(Excerpted data begins)

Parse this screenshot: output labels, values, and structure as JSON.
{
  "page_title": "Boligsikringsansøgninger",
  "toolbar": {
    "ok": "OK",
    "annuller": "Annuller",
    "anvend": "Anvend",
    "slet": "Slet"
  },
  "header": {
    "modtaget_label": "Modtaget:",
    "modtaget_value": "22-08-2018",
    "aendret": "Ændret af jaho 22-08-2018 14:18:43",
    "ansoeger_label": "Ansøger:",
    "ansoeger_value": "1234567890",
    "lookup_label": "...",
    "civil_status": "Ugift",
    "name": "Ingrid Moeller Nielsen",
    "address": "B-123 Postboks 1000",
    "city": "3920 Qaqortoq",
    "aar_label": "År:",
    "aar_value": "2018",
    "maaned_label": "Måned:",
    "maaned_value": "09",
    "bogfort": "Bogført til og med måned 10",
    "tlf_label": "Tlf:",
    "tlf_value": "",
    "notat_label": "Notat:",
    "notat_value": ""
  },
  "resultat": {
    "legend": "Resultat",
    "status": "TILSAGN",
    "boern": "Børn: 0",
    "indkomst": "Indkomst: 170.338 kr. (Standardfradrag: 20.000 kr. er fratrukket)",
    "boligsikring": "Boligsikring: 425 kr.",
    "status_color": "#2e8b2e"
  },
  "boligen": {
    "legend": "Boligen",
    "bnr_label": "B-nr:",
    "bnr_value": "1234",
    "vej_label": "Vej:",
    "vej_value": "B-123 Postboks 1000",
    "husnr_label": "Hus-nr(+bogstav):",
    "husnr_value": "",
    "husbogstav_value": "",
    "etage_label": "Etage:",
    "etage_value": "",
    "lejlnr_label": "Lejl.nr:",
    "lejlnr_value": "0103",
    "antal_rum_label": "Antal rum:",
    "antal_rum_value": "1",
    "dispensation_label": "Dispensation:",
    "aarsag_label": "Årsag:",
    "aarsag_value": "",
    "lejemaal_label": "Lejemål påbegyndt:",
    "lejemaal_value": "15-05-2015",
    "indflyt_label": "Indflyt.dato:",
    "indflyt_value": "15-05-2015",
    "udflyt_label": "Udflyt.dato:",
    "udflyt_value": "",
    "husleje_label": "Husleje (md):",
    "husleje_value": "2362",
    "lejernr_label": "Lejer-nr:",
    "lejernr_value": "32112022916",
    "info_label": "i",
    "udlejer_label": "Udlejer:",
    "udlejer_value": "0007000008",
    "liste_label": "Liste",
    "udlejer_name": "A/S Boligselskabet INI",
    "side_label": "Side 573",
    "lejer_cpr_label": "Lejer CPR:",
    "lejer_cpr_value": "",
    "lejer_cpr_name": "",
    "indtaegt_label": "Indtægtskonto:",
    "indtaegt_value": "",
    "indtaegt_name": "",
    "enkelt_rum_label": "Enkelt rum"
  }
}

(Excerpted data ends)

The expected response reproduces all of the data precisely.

Parse this screenshot: output labels, values, and structure as JSON.
{
  "page_title": "Boligsikringsansøgninger",
  "toolbar": {
    "ok": "OK",
    "annuller": "Annuller",
    "anvend": "Anvend",
    "slet": "Slet"
  },
  "header": {
    "modtaget_label": "Modtaget:",
    "modtaget_value": "22-08-2018",
    "aendret": "Ændret af jaho 22-08-2018 14:18:43",
    "ansoeger_label": "Ansøger:",
    "ansoeger_value": "1234567890",
    "lookup_label": "...",
    "civil_status": "Ugift",
    "name": "Ingrid Moeller Nielsen",
    "address": "B-123 Postboks 1000",
    "city": "3920 Qaqortoq",
    "aar_label": "År:",
    "aar_value": "2018",
    "maaned_label": "Måned:",
    "maaned_value": "09",
    "bogfort": "Bogført til og med måned 10",
    "tlf_label": "Tlf:",
    "tlf_value": "",
    "notat_label": "Notat:",
    "notat_value": ""
  },
  "resultat": {
    "legend": "Resultat",
    "status": "TILSAGN",
    "boern": "Børn: 0",
    "indkomst": "Indkomst: 170.338 kr. (Standardfradrag: 20.000 kr. er fratrukket)",
    "boligsikring": "Boligsikring: 425 kr.",
    "status_color": "#2e8b2e"
  },
  "boligen": {
    "legend": "Boligen",
    "bnr_label": "B-nr:",
    "bnr_value": "1234",
    "vej_label": "Vej:",
    "vej_value": "B-123 Postboks 1000",
    "husnr_label": "Hus-nr(+bogstav):",
    "husnr_value": "",
    "husbogstav_value": "",
    "etage_label": "Etage:",
    "etage_value": "",
    "lejlnr_label": "Lejl.nr:",
    "lejlnr_value": "0103",
    "antal_rum_label": "Antal rum:",
    "antal_rum_value": "1",
    "dispensation_label": "Dispensation:",
    "aarsag_label": "Årsag:",
    "aarsag_value": "",
    "lejemaal_label": "Lejemål påbegyndt:",
    "lejemaal_value": "15-05-2015",
    "indflyt_label": "Indflyt.dato:",
    "indflyt_value": "15-05-2015",
    "udflyt_label": "Udflyt.dato:",
    "udflyt_value": "",
    "husleje_label": "Husleje (md):",
    "husleje_value": "2362",
    "lejernr_label": "Lejer-nr:",
    "lejernr_value": "32112022916",
    "info_label": "i",
    "udlejer_label": "Udlejer:",
    "udlejer_value": "0007000008",
    "liste_label": "Liste",
    "udlejer_name": "A/S Boligselskabet INI",
    "side_label": "Side 573",
    "lejer_cpr_label": "Lejer CPR:",
    "lejer_cpr_value": "",
    "lejer_cpr_name": "",
    "indtaegt_label": "Indtægtskonto:",
    "indtaegt_value": "",
    "indtaegt_name": "",
    "enkelt_rum_label": "Enkelt rum"
  }
}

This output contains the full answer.